----- RECORD SET

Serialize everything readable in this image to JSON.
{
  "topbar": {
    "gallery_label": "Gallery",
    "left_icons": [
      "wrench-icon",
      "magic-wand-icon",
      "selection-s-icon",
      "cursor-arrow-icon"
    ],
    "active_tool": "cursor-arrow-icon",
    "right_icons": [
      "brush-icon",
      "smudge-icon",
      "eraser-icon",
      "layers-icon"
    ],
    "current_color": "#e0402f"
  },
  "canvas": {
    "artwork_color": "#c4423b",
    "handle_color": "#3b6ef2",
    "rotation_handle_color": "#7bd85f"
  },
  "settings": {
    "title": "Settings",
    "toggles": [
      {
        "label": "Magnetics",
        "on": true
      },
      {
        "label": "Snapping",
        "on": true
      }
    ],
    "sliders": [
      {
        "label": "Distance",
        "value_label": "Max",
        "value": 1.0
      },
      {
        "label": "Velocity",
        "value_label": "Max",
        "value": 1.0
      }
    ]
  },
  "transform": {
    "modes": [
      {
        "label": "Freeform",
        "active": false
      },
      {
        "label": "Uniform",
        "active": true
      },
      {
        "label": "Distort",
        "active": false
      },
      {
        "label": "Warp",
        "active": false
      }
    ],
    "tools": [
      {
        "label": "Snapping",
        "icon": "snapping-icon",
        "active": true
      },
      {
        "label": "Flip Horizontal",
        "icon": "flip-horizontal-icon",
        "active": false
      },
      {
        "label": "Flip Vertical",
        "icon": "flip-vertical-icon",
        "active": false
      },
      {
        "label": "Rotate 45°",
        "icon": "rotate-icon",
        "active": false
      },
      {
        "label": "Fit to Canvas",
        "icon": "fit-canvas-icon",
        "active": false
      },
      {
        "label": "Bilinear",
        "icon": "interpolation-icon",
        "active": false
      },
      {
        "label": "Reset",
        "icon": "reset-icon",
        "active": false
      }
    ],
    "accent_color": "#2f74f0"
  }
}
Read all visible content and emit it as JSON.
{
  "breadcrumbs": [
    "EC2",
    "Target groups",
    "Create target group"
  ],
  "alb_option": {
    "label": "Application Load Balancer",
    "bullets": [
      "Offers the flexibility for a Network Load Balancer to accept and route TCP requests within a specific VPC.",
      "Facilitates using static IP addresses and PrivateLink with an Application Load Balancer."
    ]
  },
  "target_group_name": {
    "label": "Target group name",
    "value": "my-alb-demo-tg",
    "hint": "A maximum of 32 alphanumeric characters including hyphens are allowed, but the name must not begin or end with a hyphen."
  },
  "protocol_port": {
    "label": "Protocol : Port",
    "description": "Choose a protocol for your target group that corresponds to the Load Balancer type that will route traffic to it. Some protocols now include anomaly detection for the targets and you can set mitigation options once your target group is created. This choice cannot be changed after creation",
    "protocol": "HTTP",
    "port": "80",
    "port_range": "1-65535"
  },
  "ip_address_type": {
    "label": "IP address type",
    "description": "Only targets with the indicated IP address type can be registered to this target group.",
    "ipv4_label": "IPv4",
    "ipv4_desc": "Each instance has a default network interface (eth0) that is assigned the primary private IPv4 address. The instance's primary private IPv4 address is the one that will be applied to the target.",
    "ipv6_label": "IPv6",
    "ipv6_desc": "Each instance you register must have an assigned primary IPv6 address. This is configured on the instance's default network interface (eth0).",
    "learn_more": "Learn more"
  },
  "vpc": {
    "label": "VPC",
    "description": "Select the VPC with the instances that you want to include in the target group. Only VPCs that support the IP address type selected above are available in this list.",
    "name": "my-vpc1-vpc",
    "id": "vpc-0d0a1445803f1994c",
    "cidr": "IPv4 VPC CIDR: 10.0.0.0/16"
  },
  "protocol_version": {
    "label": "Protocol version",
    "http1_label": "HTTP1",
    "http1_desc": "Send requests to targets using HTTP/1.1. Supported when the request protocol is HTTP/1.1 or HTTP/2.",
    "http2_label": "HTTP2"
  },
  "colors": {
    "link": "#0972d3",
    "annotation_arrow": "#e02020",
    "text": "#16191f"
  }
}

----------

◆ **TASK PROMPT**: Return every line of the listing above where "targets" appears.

◆ **EXERCISE SOLUTION**:
    "description": "Choose a protocol for your target group that corresponds to the Load Balancer type that will route traffic to it. Some protocols now include anomaly detection for the targets and you can set mitigation options once your target group is created. This choice cannot be changed after creation",
    "description": "Only targets with the indicated IP address type can be registered to this target group.",
    "http1_desc": "Send requests to targets using HTTP/1.1. Supported when the request protocol is HTTP/1.1 or HTTP/2.",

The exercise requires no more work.